*TASK BRIEF:*
Reply with one number: the count of lines in the records below that hold "title".

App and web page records
*-*-*

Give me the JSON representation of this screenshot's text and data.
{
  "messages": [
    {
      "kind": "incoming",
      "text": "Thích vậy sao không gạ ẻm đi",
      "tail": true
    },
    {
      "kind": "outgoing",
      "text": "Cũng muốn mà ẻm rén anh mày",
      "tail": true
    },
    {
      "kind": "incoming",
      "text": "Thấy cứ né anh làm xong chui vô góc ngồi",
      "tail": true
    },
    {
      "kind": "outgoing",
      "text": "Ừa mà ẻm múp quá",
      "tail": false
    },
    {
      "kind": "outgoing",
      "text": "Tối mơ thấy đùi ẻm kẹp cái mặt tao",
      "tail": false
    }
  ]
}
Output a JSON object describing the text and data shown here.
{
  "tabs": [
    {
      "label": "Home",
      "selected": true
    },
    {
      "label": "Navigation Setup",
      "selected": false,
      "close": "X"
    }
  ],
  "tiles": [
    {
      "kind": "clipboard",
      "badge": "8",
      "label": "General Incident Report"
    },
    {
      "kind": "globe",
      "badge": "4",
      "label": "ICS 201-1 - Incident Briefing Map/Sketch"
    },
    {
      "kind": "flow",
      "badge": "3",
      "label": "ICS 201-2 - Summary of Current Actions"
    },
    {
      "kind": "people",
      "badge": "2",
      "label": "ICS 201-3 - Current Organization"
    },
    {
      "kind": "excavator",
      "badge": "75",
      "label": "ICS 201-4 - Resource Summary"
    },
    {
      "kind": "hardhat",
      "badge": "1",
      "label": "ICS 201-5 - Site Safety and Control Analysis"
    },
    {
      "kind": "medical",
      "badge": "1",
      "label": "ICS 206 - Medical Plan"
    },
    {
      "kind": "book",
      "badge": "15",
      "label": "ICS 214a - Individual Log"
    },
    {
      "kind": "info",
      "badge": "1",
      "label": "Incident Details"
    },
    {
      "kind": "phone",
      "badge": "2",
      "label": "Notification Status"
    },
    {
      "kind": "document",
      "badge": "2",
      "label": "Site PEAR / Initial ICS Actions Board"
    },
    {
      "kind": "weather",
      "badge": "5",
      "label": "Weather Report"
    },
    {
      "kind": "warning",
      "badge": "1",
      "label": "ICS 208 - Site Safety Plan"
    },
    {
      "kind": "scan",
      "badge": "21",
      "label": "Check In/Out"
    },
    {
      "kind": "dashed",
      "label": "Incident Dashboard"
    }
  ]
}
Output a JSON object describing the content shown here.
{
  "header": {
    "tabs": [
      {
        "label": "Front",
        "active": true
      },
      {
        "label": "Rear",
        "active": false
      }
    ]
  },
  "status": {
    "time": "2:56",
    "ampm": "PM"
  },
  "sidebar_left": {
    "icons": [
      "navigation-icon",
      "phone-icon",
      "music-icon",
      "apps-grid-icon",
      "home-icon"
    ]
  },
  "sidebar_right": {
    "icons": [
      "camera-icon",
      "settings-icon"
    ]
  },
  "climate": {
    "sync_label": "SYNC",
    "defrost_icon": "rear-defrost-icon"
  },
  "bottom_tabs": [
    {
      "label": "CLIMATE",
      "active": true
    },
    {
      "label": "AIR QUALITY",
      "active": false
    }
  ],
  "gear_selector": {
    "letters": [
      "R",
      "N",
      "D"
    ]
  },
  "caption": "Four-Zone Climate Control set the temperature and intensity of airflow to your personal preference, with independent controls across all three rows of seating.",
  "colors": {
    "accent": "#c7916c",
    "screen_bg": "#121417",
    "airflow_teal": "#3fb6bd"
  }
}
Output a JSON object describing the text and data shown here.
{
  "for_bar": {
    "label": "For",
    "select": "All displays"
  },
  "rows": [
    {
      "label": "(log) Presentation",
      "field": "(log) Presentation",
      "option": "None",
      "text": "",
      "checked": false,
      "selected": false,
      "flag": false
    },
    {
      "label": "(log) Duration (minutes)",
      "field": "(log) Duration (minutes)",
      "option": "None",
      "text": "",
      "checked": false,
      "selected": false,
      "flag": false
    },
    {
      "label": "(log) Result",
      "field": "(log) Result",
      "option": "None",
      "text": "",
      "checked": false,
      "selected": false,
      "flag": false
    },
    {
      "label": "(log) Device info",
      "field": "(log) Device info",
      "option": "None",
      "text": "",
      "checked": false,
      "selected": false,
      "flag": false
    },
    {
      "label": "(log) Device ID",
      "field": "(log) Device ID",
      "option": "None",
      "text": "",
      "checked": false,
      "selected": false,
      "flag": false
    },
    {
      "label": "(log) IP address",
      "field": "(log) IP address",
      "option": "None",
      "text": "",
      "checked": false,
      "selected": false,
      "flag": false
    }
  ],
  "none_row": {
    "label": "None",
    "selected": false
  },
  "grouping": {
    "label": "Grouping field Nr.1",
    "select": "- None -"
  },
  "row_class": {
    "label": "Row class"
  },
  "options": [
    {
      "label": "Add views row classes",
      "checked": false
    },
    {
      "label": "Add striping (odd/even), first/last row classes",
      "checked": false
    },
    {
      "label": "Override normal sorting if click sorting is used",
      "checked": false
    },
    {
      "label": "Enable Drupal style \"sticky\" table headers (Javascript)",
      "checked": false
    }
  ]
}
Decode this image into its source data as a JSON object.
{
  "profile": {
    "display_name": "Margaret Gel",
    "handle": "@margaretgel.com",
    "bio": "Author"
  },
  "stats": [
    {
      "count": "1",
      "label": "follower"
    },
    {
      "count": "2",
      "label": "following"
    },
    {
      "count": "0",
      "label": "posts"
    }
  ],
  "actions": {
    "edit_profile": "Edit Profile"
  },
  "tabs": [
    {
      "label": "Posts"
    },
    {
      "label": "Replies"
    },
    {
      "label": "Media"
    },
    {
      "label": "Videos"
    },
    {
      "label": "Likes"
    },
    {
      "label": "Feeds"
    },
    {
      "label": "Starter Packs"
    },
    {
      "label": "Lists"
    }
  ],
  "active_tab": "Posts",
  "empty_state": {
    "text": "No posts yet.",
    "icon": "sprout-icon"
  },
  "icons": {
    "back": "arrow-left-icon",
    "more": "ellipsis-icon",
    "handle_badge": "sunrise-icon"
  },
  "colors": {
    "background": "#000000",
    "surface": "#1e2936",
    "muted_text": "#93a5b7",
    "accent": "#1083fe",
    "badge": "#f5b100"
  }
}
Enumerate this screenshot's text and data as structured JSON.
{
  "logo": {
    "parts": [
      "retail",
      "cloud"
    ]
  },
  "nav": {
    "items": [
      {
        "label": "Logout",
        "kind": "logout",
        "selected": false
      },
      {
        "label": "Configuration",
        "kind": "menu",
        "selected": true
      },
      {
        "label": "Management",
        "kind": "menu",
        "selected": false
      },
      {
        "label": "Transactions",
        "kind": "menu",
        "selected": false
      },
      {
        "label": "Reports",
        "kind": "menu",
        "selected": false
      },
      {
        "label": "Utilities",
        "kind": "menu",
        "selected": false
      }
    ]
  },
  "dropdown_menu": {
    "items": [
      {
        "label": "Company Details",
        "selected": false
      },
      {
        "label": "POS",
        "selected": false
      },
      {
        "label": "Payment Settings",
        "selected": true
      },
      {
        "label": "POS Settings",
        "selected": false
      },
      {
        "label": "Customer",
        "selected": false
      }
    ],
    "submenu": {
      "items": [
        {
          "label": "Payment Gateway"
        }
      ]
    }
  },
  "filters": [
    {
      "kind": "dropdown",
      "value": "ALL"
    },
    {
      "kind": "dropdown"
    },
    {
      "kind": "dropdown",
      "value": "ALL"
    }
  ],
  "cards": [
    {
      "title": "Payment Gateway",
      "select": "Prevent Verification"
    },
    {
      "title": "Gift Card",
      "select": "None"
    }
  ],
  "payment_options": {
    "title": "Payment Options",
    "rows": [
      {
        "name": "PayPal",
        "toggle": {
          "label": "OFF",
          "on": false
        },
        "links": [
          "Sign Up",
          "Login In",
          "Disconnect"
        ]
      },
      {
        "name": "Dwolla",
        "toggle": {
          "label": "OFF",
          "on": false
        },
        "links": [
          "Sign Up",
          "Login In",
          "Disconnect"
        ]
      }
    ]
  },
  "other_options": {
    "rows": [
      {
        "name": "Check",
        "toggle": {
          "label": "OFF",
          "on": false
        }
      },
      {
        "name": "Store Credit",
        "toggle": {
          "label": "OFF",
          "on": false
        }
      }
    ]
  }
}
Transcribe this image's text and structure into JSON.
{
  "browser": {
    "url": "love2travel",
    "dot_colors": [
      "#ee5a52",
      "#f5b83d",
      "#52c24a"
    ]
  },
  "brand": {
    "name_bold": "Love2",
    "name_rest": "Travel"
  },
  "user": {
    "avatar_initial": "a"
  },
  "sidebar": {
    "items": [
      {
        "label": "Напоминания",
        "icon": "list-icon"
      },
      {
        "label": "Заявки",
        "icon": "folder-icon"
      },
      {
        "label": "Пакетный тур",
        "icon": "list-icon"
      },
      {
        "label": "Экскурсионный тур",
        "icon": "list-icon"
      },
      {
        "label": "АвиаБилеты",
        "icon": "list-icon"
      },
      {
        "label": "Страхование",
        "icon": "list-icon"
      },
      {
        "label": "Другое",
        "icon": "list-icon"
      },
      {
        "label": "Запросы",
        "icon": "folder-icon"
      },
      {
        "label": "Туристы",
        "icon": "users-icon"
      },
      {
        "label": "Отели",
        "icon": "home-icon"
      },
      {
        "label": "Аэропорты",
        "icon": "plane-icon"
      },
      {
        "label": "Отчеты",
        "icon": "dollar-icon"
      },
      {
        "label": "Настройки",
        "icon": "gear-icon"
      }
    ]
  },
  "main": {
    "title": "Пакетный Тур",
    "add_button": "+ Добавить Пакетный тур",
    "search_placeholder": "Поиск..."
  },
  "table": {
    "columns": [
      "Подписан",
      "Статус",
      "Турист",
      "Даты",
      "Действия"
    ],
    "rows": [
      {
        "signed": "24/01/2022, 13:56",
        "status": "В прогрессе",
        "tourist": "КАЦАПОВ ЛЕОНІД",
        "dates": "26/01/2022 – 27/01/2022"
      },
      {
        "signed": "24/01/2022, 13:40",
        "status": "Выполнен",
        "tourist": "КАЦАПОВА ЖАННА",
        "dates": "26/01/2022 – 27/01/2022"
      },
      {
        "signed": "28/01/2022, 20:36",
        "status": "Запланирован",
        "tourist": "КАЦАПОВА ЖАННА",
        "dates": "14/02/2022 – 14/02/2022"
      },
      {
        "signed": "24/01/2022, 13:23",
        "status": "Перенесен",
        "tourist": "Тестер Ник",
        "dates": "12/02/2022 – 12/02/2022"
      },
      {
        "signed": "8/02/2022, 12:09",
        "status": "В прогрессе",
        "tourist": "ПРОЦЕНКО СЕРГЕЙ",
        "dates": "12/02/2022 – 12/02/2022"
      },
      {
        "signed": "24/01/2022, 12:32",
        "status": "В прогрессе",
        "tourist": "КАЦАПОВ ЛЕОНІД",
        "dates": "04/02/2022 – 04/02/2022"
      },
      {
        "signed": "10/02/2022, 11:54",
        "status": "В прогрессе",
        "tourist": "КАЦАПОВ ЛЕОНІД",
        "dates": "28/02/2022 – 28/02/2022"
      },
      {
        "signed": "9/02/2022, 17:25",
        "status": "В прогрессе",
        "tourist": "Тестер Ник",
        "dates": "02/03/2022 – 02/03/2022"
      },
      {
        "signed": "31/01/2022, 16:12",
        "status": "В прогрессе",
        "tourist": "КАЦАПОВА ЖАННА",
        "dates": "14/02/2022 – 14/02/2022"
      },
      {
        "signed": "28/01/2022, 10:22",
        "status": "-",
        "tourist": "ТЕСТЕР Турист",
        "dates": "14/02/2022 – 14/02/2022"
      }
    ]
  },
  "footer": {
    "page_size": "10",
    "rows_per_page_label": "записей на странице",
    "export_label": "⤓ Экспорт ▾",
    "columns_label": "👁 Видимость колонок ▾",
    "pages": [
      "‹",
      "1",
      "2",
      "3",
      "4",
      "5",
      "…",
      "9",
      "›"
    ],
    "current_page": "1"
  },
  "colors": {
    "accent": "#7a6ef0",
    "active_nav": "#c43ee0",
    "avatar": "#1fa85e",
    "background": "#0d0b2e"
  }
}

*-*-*

*SOLVED EXERCISE:*
4